TASK GOAL
Search term "Tabuada": copy each line of the records that contains it.

◇ ◇ ◇ ◇ ◇ ◇ ◇

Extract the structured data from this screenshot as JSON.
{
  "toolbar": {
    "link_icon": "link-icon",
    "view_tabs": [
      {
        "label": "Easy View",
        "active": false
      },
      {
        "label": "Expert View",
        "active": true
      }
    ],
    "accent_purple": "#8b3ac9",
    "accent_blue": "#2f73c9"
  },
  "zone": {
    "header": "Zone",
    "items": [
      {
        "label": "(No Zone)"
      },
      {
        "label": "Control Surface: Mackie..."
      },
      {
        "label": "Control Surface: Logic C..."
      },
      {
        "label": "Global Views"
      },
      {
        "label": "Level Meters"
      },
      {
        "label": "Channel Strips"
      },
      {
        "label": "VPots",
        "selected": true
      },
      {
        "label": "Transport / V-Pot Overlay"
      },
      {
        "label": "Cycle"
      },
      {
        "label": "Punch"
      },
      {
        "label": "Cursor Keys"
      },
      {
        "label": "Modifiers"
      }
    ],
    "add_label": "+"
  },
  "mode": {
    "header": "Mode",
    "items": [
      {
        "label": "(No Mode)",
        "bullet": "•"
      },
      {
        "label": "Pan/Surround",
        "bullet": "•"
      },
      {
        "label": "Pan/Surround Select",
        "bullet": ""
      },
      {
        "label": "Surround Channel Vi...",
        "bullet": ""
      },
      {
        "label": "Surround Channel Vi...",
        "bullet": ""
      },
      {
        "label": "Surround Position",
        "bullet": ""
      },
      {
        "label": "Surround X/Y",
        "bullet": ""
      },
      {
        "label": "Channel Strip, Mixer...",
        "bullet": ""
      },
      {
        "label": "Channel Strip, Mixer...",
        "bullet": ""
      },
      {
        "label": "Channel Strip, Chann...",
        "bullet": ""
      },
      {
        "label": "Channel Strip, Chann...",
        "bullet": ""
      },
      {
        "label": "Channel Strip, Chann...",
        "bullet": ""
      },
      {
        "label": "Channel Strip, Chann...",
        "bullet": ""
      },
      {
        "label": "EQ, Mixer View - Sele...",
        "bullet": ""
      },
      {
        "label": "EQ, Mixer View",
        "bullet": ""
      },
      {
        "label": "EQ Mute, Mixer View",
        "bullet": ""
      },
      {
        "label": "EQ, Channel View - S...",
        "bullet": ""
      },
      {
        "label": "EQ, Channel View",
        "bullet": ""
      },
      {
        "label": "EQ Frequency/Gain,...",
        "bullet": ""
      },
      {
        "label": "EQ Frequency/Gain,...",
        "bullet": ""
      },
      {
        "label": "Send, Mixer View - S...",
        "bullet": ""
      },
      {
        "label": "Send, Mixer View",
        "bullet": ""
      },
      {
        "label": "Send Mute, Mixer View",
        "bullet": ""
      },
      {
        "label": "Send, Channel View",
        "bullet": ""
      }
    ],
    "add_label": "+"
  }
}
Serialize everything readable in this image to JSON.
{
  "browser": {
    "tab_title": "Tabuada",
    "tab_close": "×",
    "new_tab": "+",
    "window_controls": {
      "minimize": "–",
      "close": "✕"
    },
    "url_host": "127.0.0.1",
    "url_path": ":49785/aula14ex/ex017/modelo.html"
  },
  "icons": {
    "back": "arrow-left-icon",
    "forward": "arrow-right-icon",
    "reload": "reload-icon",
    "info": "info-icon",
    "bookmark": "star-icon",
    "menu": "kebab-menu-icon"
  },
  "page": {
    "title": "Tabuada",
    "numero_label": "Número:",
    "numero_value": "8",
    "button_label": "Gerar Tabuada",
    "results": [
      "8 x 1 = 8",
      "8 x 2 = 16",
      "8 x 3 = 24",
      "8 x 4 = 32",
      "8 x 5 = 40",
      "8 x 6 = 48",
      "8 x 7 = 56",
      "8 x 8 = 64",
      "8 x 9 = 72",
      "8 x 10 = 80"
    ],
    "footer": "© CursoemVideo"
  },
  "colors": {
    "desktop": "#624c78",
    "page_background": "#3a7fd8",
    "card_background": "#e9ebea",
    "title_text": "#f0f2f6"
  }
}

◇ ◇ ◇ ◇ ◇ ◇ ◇

PROBLEM SOLUTION
    "tab_title": "Tabuada",
    "title": "Tabuada",
    "button_label": "Gerar Tabuada",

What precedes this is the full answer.